Can fear define an economy?

Behavioural economics is an aspect of economics, where elements of psychology are added to traditional mathematical models in order to better understand decision-making. I have become fascinated by these studies and have recently read many books regarding different behavioural economic researches. Economics is a study of understanding the choices individuals within an industry make and I believe taking into account emotions is a pivotal aspect in making economic predictions.

Lets look into the issue of fear within economics. It can’t be denied that the fear of future global events and economic history influence economic decision-making. A main cause of fear within an economy is uncertainty as handling large sums of money is not made easier when events occurring in the global economy make it hard to predict what will happen. That is one of the main concerns of Brexit, the uncertainty.

Hysteresis is an idea that can show the impact of fear on consumer behaviour. Hysteresis is when people are influenced by events in the past. Even if circumstances are different in the present and there is strong evidence of improvements from past events, this still remains a strong influencing point within people making economic decisions. One study I did which seemed to support this theory is the fluctuation of demand for inferior goods within an economy.

An inferior good is a good a consumer would demand less off if their income level increased. Examples of companies that operate for the sale of inferior goods are Primark and Poundland. Traditionally, companies selling inferior goods would see an increase in sales during times of recession and a fall in demand during strong periods of economic activity. However, recent research I did into businesses that fall under this category suggested signs of continued growth even during this period of recovery since the 2008 recession.

Companies like Primark and Sports Direct have continued to see exponential growth post the recession, which contradicts past trends. I believe the theory of hysteresis can be argued as a cause of this. Consumers who may have lost money during the 2008 recession may be incentivised to spend their money more carefully and purchase goods from these companies in fear of another recession occurring.

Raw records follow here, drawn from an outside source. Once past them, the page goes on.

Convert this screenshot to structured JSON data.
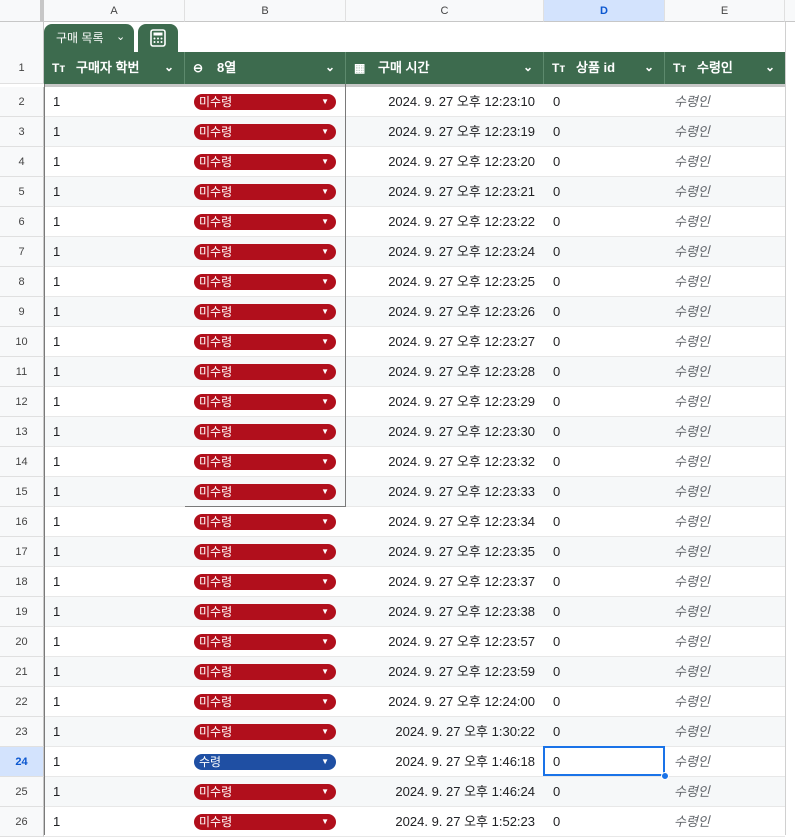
{
  "columns": [
    "A",
    "B",
    "C",
    "D",
    "E"
  ],
  "table_tab": {
    "label": "구매 목록",
    "chevron": "chevron-down-icon",
    "calc_icon": "calculator-icon"
  },
  "headers": [
    {
      "icon": "Tт",
      "label": "구매자 학번"
    },
    {
      "icon": "⊖",
      "label": "8열"
    },
    {
      "icon": "▦",
      "label": "구매 시간"
    },
    {
      "icon": "Tт",
      "label": "상품 id"
    },
    {
      "icon": "Tт",
      "label": "수령인"
    }
  ],
  "header_row_number": "1",
  "colors": {
    "header_green": "#3d6b4e",
    "chip_red": "#b10f1c",
    "chip_blue": "#1f4fa3",
    "selection": "#1a73e8"
  },
  "selected_cell": "D24",
  "rows": [
    {
      "num": "2",
      "a": "1",
      "status": "미수령",
      "time": "2024. 9. 27 오후 12:23:10",
      "d": "0",
      "e": "수령인"
    },
    {
      "num": "3",
      "a": "1",
      "status": "미수령",
      "time": "2024. 9. 27 오후 12:23:19",
      "d": "0",
      "e": "수령인"
    },
    {
      "num": "4",
      "a": "1",
      "status": "미수령",
      "time": "2024. 9. 27 오후 12:23:20",
      "d": "0",
      "e": "수령인"
    },
    {
      "num": "5",
      "a": "1",
      "status": "미수령",
      "time": "2024. 9. 27 오후 12:23:21",
      "d": "0",
      "e": "수령인"
    },
    {
      "num": "6",
      "a": "1",
      "status": "미수령",
      "time": "2024. 9. 27 오후 12:23:22",
      "d": "0",
      "e": "수령인"
    },
    {
      "num": "7",
      "a": "1",
      "status": "미수령",
      "time": "2024. 9. 27 오후 12:23:24",
      "d": "0",
      "e": "수령인"
    },
    {
      "num": "8",
      "a": "1",
      "status": "미수령",
      "time": "2024. 9. 27 오후 12:23:25",
      "d": "0",
      "e": "수령인"
    },
    {
      "num": "9",
      "a": "1",
      "status": "미수령",
      "time": "2024. 9. 27 오후 12:23:26",
      "d": "0",
      "e": "수령인"
    },
    {
      "num": "10",
      "a": "1",
      "status": "미수령",
      "time": "2024. 9. 27 오후 12:23:27",
      "d": "0",
      "e": "수령인"
    },
    {
      "num": "11",
      "a": "1",
      "status": "미수령",
      "time": "2024. 9. 27 오후 12:23:28",
      "d": "0",
      "e": "수령인"
    },
    {
      "num": "12",
      "a": "1",
      "status": "미수령",
      "time": "2024. 9. 27 오후 12:23:29",
      "d": "0",
      "e": "수령인"
    },
    {
      "num": "13",
      "a": "1",
      "status": "미수령",
      "time": "2024. 9. 27 오후 12:23:30",
      "d": "0",
      "e": "수령인"
    },
    {
      "num": "14",
      "a": "1",
      "status": "미수령",
      "time": "2024. 9. 27 오후 12:23:32",
      "d": "0",
      "e": "수령인"
    },
    {
      "num": "15",
      "a": "1",
      "status": "미수령",
      "time": "2024. 9. 27 오후 12:23:33",
      "d": "0",
      "e": "수령인"
    },
    {
      "num": "16",
      "a": "1",
      "status": "미수령",
      "time": "2024. 9. 27 오후 12:23:34",
      "d": "0",
      "e": "수령인"
    },
    {
      "num": "17",
      "a": "1",
      "status": "미수령",
      "time": "2024. 9. 27 오후 12:23:35",
      "d": "0",
      "e": "수령인"
    },
    {
      "num": "18",
      "a": "1",
      "status": "미수령",
      "time": "2024. 9. 27 오후 12:23:37",
      "d": "0",
      "e": "수령인"
    },
    {
      "num": "19",
      "a": "1",
      "status": "미수령",
      "time": "2024. 9. 27 오후 12:23:38",
      "d": "0",
      "e": "수령인"
    },
    {
      "num": "20",
      "a": "1",
      "status": "미수령",
      "time": "2024. 9. 27 오후 12:23:57",
      "d": "0",
      "e": "수령인"
    },
    {
      "num": "21",
      "a": "1",
      "status": "미수령",
      "time": "2024. 9. 27 오후 12:23:59",
      "d": "0",
      "e": "수령인"
    },
    {
      "num": "22",
      "a": "1",
      "status": "미수령",
      "time": "2024. 9. 27 오후 12:24:00",
      "d": "0",
      "e": "수령인"
    },
    {
      "num": "23",
      "a": "1",
      "status": "미수령",
      "time": "2024. 9. 27 오후 1:30:22",
      "d": "0",
      "e": "수령인"
    },
    {
      "num": "24",
      "a": "1",
      "status": "수령",
      "time": "2024. 9. 27 오후 1:46:18",
      "d": "0",
      "e": "수령인"
    },
    {
      "num": "25",
      "a": "1",
      "status": "미수령",
      "time": "2024. 9. 27 오후 1:46:24",
      "d": "0",
      "e": "수령인"
    },
    {
      "num": "26",
      "a": "1",
      "status": "미수령",
      "time": "2024. 9. 27 오후 1:52:23",
      "d": "0",
      "e": "수령인"
    }
  ]
}
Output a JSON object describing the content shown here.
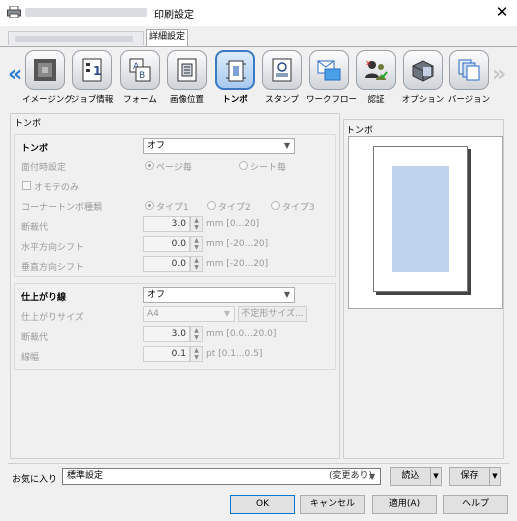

The issue of fear is a very real problem in economics and it is one that must be taken into account when studying economic trends. It’s important to view things from a consumer’s view, who may have inadequate information about things occurring in their economy (inflation rates, economy growth rates etc). When fear influences an individual’s decisions, it can contradict any mathematical model that has solely been formulated off past trends, essentially altering the way we have been looking at an aspect of economics.